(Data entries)

_ _ _ _ _

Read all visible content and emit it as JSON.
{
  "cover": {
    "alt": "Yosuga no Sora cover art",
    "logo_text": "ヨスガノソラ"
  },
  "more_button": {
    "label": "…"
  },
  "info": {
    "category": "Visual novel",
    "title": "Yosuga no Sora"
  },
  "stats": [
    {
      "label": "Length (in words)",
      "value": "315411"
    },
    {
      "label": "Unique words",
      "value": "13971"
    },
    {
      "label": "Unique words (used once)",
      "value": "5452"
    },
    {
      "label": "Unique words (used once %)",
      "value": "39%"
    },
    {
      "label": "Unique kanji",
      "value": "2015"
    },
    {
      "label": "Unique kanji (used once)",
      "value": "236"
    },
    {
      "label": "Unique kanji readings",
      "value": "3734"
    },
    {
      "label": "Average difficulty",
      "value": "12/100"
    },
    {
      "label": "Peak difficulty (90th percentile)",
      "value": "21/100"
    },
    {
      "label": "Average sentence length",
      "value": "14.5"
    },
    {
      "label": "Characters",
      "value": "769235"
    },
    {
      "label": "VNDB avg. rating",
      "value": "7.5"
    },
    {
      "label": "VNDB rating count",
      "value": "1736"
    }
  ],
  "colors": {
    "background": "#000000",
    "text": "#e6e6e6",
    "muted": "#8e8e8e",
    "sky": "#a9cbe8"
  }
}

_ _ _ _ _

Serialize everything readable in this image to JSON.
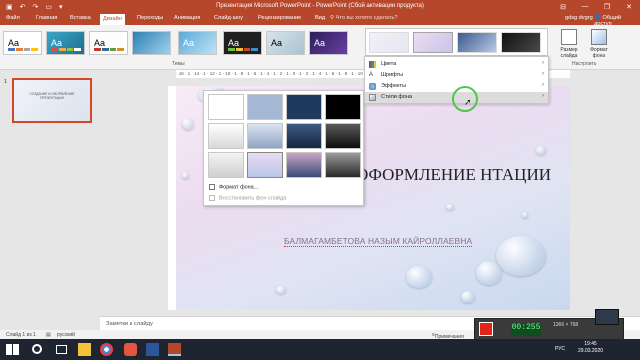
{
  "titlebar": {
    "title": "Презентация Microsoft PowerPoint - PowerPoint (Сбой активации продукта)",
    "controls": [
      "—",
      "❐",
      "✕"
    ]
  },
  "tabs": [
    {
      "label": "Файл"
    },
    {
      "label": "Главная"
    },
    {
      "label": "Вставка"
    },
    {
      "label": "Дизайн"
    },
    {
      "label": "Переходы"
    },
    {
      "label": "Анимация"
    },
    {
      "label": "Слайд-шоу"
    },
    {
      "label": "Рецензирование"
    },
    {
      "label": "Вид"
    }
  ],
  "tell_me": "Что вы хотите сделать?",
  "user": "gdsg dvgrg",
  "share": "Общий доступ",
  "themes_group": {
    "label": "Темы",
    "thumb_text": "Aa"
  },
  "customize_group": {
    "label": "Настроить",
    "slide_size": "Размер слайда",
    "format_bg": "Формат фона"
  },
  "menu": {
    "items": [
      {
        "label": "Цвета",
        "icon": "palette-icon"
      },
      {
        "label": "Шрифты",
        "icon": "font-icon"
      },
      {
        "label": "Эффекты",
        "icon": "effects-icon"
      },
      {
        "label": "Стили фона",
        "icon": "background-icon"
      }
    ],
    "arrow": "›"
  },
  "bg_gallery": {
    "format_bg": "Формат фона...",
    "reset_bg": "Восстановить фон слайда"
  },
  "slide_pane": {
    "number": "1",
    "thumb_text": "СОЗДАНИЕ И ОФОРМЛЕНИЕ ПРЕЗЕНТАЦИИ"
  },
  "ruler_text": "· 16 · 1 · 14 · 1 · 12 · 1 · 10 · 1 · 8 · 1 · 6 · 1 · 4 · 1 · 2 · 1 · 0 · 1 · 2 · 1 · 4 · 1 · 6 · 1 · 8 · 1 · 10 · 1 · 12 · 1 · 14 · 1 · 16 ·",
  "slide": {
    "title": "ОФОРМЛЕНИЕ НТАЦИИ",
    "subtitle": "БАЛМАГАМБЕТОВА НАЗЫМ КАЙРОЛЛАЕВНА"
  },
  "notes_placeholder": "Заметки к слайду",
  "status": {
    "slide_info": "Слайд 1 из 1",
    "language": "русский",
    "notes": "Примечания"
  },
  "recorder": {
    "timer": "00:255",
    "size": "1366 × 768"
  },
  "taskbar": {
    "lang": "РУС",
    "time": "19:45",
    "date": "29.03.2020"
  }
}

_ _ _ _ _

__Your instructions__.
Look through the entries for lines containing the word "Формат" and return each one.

__Answer to this exercise__.
    "format_bg": "Формат фона"
    "format_bg": "Формат фона...",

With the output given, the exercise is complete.